Work request
Word for word, print all of the entries below.

Provided records
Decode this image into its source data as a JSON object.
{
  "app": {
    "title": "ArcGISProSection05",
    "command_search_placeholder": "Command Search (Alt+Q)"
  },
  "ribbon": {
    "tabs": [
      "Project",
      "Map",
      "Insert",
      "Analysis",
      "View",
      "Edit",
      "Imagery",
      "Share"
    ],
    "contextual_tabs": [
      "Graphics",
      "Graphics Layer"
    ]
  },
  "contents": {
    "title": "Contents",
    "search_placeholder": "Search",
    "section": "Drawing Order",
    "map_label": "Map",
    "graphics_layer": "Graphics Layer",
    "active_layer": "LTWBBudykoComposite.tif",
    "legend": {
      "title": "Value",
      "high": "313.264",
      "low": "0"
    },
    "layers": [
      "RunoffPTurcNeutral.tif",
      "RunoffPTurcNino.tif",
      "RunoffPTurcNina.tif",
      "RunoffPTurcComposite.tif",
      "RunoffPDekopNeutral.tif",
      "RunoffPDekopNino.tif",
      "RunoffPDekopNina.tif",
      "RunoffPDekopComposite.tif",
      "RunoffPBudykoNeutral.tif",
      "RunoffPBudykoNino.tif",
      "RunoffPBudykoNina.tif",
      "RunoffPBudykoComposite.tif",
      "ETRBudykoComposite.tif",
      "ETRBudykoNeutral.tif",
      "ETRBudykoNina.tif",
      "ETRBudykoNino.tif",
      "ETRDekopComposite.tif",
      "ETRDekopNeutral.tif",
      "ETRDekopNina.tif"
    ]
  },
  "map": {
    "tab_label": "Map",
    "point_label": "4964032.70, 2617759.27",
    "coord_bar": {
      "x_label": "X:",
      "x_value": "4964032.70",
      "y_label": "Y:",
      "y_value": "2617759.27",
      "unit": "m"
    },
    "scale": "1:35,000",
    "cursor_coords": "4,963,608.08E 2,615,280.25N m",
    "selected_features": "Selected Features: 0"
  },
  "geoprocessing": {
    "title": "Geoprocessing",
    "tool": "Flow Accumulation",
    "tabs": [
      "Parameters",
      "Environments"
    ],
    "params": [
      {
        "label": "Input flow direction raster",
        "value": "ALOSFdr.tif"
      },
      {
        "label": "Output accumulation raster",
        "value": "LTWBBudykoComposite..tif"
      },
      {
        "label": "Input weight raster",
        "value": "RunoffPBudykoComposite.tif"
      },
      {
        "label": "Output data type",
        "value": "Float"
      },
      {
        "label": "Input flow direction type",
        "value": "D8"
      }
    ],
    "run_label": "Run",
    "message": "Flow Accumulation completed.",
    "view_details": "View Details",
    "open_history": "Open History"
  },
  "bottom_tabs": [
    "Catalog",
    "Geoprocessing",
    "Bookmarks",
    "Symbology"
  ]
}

Exercise result
Decode this image into its source data as a JSON object.
{
  "app": {
    "title": "ArcGISProSection05",
    "command_search_placeholder": "Command Search (Alt+Q)"
  },
  "ribbon": {
    "tabs": [
      "Project",
      "Map",
      "Insert",
      "Analysis",
      "View",
      "Edit",
      "Imagery",
      "Share"
    ],
    "contextual_tabs": [
      "Graphics",
      "Graphics Layer"
    ]
  },
  "contents": {
    "title": "Contents",
    "search_placeholder": "Search",
    "section": "Drawing Order",
    "map_label": "Map",
    "graphics_layer": "Graphics Layer",
    "active_layer": "LTWBBudykoComposite.tif",
    "legend": {
      "title": "Value",
      "high": "313.264",
      "low": "0"
    },
    "layers": [
      "RunoffPTurcNeutral.tif",
      "RunoffPTurcNino.tif",
      "RunoffPTurcNina.tif",
      "RunoffPTurcComposite.tif",
      "RunoffPDekopNeutral.tif",
      "RunoffPDekopNino.tif",
      "RunoffPDekopNina.tif",
      "RunoffPDekopComposite.tif",
      "RunoffPBudykoNeutral.tif",
      "RunoffPBudykoNino.tif",
      "RunoffPBudykoNina.tif",
      "RunoffPBudykoComposite.tif",
      "ETRBudykoComposite.tif",
      "ETRBudykoNeutral.tif",
      "ETRBudykoNina.tif",
      "ETRBudykoNino.tif",
      "ETRDekopComposite.tif",
      "ETRDekopNeutral.tif",
      "ETRDekopNina.tif"
    ]
  },
  "map": {
    "tab_label": "Map",
    "point_label": "4964032.70, 2617759.27",
    "coord_bar": {
      "x_label": "X:",
      "x_value": "4964032.70",
      "y_label": "Y:",
      "y_value": "2617759.27",
      "unit": "m"
    },
    "scale": "1:35,000",
    "cursor_coords": "4,963,608.08E 2,615,280.25N m",
    "selected_features": "Selected Features: 0"
  },
  "geoprocessing": {
    "title": "Geoprocessing",
    "tool": "Flow Accumulation",
    "tabs": [
      "Parameters",
      "Environments"
    ],
    "params": [
      {
        "label": "Input flow direction raster",
        "value": "ALOSFdr.tif"
      },
      {
        "label": "Output accumulation raster",
        "value": "LTWBBudykoComposite..tif"
      },
      {
        "label": "Input weight raster",
        "value": "RunoffPBudykoComposite.tif"
      },
      {
        "label": "Output data type",
        "value": "Float"
      },
      {
        "label": "Input flow direction type",
        "value": "D8"
      }
    ],
    "run_label": "Run",
    "message": "Flow Accumulation completed.",
    "view_details": "View Details",
    "open_history": "Open History"
  },
  "bottom_tabs": [
    "Catalog",
    "Geoprocessing",
    "Bookmarks",
    "Symbology"
  ]
}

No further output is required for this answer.